[[ Records supplied, beginning ]]

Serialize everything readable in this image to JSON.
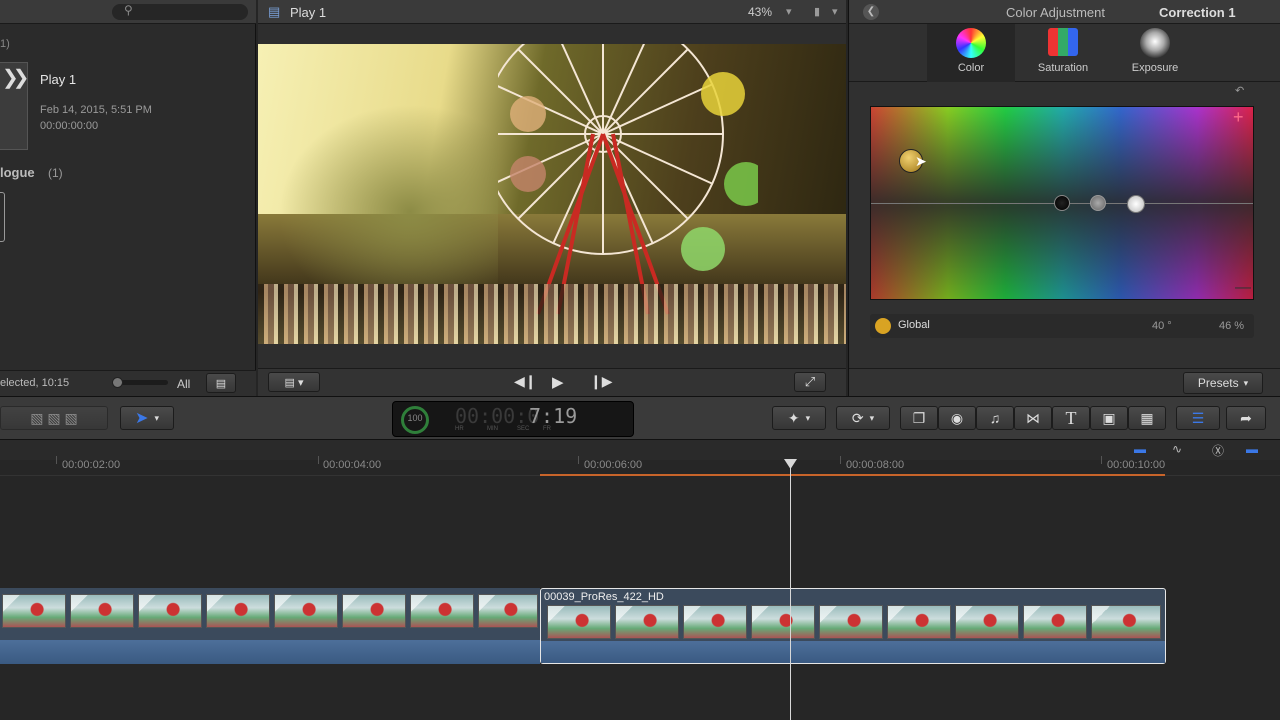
{
  "library": {
    "count_top": "1)",
    "event_title": "Play 1",
    "event_date": "Feb 14, 2015, 5:51 PM",
    "event_timecode": "00:00:00:00",
    "section_label": "logue",
    "section_count": "(1)",
    "status": "elected, 10:15",
    "filter_all": "All"
  },
  "viewer": {
    "title": "Play 1",
    "zoom": "43%"
  },
  "inspector": {
    "header_title": "Color Adjustment",
    "correction": "Correction 1",
    "tabs": [
      {
        "label": "Color"
      },
      {
        "label": "Saturation"
      },
      {
        "label": "Exposure"
      }
    ],
    "global_label": "Global",
    "angle": "40 °",
    "percent": "46 %",
    "presets": "Presets"
  },
  "dashboard": {
    "percent_ring": "100",
    "timecode_dim": "00:00:0",
    "timecode_bright": "7:19",
    "sub_labels": [
      "HR",
      "MIN",
      "SEC",
      "FR"
    ]
  },
  "timeline": {
    "ticks": [
      "00:00:02:00",
      "00:00:04:00",
      "00:00:06:00",
      "00:00:08:00",
      "00:00:10:00"
    ],
    "clip_name": "00039_ProRes_422_HD"
  },
  "colors": {
    "accent": "#3b78e7",
    "playhead": "#d8d8d8",
    "global_swatch": "#d9a323",
    "range_orange": "#c8642a"
  },
  "icons": {
    "transport": [
      "skip-back-icon",
      "play-icon",
      "skip-forward-icon"
    ],
    "toolbar_right": [
      "magic-wand-icon",
      "retime-icon",
      "clip-browser-icon",
      "camera-icon",
      "music-icon",
      "transitions-icon",
      "text-icon",
      "generator-icon",
      "themes-icon",
      "inspector-toggle-icon",
      "share-icon"
    ]
  }
}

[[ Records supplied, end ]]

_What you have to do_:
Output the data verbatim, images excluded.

_Response area_:
Serialize everything readable in this image to JSON.
{
  "library": {
    "count_top": "1)",
    "event_title": "Play 1",
    "event_date": "Feb 14, 2015, 5:51 PM",
    "event_timecode": "00:00:00:00",
    "section_label": "logue",
    "section_count": "(1)",
    "status": "elected, 10:15",
    "filter_all": "All"
  },
  "viewer": {
    "title": "Play 1",
    "zoom": "43%"
  },
  "inspector": {
    "header_title": "Color Adjustment",
    "correction": "Correction 1",
    "tabs": [
      {
        "label": "Color"
      },
      {
        "label": "Saturation"
      },
      {
        "label": "Exposure"
      }
    ],
    "global_label": "Global",
    "angle": "40 °",
    "percent": "46 %",
    "presets": "Presets"
  },
  "dashboard": {
    "percent_ring": "100",
    "timecode_dim": "00:00:0",
    "timecode_bright": "7:19",
    "sub_labels": [
      "HR",
      "MIN",
      "SEC",
      "FR"
    ]
  },
  "timeline": {
    "ticks": [
      "00:00:02:00",
      "00:00:04:00",
      "00:00:06:00",
      "00:00:08:00",
      "00:00:10:00"
    ],
    "clip_name": "00039_ProRes_422_HD"
  },
  "colors": {
    "accent": "#3b78e7",
    "playhead": "#d8d8d8",
    "global_swatch": "#d9a323",
    "range_orange": "#c8642a"
  },
  "icons": {
    "transport": [
      "skip-back-icon",
      "play-icon",
      "skip-forward-icon"
    ],
    "toolbar_right": [
      "magic-wand-icon",
      "retime-icon",
      "clip-browser-icon",
      "camera-icon",
      "music-icon",
      "transitions-icon",
      "text-icon",
      "generator-icon",
      "themes-icon",
      "inspector-toggle-icon",
      "share-icon"
    ]
  }
}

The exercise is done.